As all punk records do, WORRY. expands its scope on “To Be a Ghost…”, focusing on the issue of police brutality, and other heinous current issues, that people idly ignore until they become a hashtag for people to share. The title refers to how it is more ideal for people to sit and complain online, rather than make a real difference. Rosenstock demands people go out and burst people’s bubbles by actually doing something to better the world.
This is the end of the first half, which is more traditionally structured, unlike the second half which is filled with shorts tracks that seamlessly blend together like a modern punk Abbey Road. The final 11 tracks are fit in a span of less than 20 minutes and the final result is a great blending of various genres that flow in and out of each other well.
Rosenstock goes into self-deprecation on “I Did Something Weird Last Night,” talking about a drunken night that paints him, and his partner, in an unflattering way. This honesty helps make Rosenstock a likeable, and human person, not just an anti-establishment robot. “Blast Damage Days” plays as a more traditional alternative song, still holding on to lyrics that, while a little hopeless, fit in well here.
Things pick up fast with a burst of punk on “Bang on the Door” where Rosenstock complains about his neighbors who are sick of his late, boozy nights that lead to his eviction on the ska-inspired “Rainbow” where Rosenstock is bitterly having his apartment emptied by the landlord. From here “Planet Luxury” comes in as Rosenstock changes genres again to something more hardcore as he screams against the landlords who make money taking homes away from the poor.
This theme is carried over to “HELLLLHOOOOLE” where Rosenstock refuses to admit defeat and essentially say he does not want to live inside a crappy Manhattan apartment anyway. This happiness is coupled with the warmth of summer that comes in on the following track “June 21st” showing that Rosenstock is cheering up despite this eviction.
“The Fuzz” is another track that goes into similar territory of “To Be a Ghost…” where Rosenstock admits he finds it hard to remain peaceful when innocent people ae being murdered and their killers get nothing more than a fine. He describes graphically squeezing these people to death in the chorus. Lines like “Will the Riot Squad Protection Force/Every try to fight for life?” is one of the more powerful lines on this entire record.
Rosenstock ends the album in a cuter way, with songs like “…While You’re Alive” how he wants to let his loved ones know how he feels while they are still around. He says everyone sits around and talk about how much they cared after someone goes and it is more important to him to get the feeling out while he can.

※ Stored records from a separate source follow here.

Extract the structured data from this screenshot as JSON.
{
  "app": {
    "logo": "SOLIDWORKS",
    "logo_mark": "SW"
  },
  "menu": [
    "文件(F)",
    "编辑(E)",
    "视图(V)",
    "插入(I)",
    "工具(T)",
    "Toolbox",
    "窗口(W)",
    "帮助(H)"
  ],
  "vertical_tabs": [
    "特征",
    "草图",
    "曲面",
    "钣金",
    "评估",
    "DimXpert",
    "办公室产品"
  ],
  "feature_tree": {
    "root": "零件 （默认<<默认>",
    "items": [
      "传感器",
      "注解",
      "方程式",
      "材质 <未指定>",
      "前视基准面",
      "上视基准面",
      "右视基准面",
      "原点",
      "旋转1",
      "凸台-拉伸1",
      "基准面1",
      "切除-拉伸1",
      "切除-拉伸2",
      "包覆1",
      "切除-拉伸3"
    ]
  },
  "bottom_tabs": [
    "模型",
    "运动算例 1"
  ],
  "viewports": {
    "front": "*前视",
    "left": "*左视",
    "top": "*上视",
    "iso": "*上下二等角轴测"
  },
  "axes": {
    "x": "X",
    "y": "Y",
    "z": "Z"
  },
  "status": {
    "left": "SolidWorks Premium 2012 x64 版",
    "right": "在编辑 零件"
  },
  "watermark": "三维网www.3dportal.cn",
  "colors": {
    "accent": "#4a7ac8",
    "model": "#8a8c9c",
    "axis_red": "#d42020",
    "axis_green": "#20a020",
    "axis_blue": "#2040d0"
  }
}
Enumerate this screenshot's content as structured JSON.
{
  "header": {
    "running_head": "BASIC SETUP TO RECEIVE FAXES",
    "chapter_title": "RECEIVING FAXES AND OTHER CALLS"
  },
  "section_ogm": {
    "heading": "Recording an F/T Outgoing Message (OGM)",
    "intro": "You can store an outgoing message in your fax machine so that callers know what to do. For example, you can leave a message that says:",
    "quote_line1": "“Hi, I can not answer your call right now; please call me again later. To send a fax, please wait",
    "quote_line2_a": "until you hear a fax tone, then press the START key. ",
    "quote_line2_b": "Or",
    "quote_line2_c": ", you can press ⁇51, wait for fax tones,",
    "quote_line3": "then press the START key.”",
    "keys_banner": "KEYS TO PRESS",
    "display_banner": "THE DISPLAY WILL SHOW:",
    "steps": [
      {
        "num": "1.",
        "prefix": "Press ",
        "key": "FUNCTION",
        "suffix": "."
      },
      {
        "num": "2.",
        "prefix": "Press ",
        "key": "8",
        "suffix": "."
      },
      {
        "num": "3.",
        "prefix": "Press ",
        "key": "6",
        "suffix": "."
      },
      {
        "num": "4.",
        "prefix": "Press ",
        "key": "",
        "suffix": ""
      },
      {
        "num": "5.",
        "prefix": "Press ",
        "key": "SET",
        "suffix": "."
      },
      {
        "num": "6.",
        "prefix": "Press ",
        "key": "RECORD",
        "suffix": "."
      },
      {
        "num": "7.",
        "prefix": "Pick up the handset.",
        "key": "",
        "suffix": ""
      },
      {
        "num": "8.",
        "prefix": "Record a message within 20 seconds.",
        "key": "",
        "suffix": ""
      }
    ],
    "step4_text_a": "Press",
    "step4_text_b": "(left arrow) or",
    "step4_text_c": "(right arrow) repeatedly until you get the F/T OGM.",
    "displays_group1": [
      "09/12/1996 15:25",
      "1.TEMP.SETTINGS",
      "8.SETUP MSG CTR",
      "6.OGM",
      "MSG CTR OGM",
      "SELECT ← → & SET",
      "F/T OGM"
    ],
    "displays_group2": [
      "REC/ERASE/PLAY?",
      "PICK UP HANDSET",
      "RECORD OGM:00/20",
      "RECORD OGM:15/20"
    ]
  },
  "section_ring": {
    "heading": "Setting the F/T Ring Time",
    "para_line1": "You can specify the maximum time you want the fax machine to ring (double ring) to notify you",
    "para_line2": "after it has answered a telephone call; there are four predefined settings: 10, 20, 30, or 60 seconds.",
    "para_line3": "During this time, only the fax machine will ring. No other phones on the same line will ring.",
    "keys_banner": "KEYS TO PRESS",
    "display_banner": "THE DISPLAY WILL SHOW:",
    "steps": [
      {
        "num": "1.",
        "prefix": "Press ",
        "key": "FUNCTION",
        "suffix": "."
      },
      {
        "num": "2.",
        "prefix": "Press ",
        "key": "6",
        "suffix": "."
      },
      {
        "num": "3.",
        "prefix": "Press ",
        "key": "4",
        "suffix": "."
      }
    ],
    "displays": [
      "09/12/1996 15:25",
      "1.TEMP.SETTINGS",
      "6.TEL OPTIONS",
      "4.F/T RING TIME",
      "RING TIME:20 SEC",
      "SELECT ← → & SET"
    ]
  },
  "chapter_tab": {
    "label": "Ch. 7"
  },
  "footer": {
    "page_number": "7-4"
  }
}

The acoustic cut is heartfelt and seems to more personal in the tracklist. “Perfect Sound Whatever” is the most ideal way to end the record, as Rosenstock explains how he did not both to try and find a perfect way to conclude any of the record because perfection is not real. The idea works perfectly considering the album’s undeniable rough aesthetic which works entirely in its favor.
I was blown away by how much I enjoyed this record, and it will surely go down as one of my favorite records of 2016. Despite being a little sloppy and not polished as much as it could be, it has charm and personality that fit the product that was given. This is not for everyone but those who know what they are getting into with this will surely love it. Jeff Rosenstock is proving to be an incredible songwriter and I am hoping this will pay off in some way for him.
Best Tracks: We Begged 2 Explode, Festival Song, Staring out the window at Your Old Apartment, Wave Goodnight to Me, To Be a Ghost…, Bang on the Door, Rainbow, HELLLLHOOOOLE, The Fuzz, …While You’re Alive, Perfect Sound Whatever
Worst Track: Pietro, 60 Years Old